1. Antimicrob Agents Chemother. 2010 Jun;54(6):2540-8. Epub 2010 Apr 12.

Cellular pharmacokinetics of the novel biaryloxazolidinone radezolid in
phagocytic cells: studies with macrophages and polymorphonuclear neutrophils.

Lemaire S, Tulkens PM, Van Bambeke F.

Unité de Pharmacologie cellulaire et moléculaire, Université catholique de
Louvain, Brussels, Belgium.
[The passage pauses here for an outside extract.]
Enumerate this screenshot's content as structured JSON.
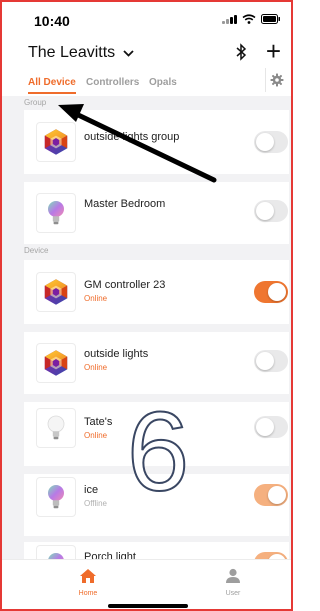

Radezolid (RX-1741) is the first biaryloxazolidinone in clinical development. It 
shows improved activity, including against linezolid-resistant strains. Radezolid
differs from linezolid by the presence of a biaryl spacer and of a heteroaryl
side chain, which increases the ionization and hydrophilicity of the molecule at 
physiological pH and confers to it a dibasic character. The aim of this study was
to determine the accumulation and subcellular distribution of radezolid in
phagocytic cells and to decipher the underlying mechanisms. In THP-1 human
macrophages, J774 mouse macrophages, and human polymorphonuclear neutrophils,
radezolid accumulated rapidly and reversibly (half-lives of approximately 6 min
and 9 min for uptake and efflux, respectively) to reach, at equilibrium, a
cellular concentration 11-fold higher than the extracellular one. This process
was concentration and energy independent but pH dependent (accumulation was
reduced to 20 to 30% of control values for cells in medium at a pH of <6 or in
the presence of monensin, which collapses pH gradients between the extracellular 
and intracellular compartments). The accumulation at equilibrium was not affected
by efflux pump inhibitors (verapamil and gemfibrozil) and was markedly reduced at
4 degrees C but was further increased in medium with low serum content.
Subcellular fractionation studies demonstrated a dual subcellular distribution
for radezolid, with approximately 60% of the drug colocalizing to the cytosol and
approximately 40% to the lysosomes, with no specific association with
mitochondria. These observations are compatible with a mechanism of transmembrane
diffusion of the free fraction and partial segregation of radezolid in lysosomes 
by proton trapping, as previously described for macrolides.

PMID: 20385873 [PubMed - in process]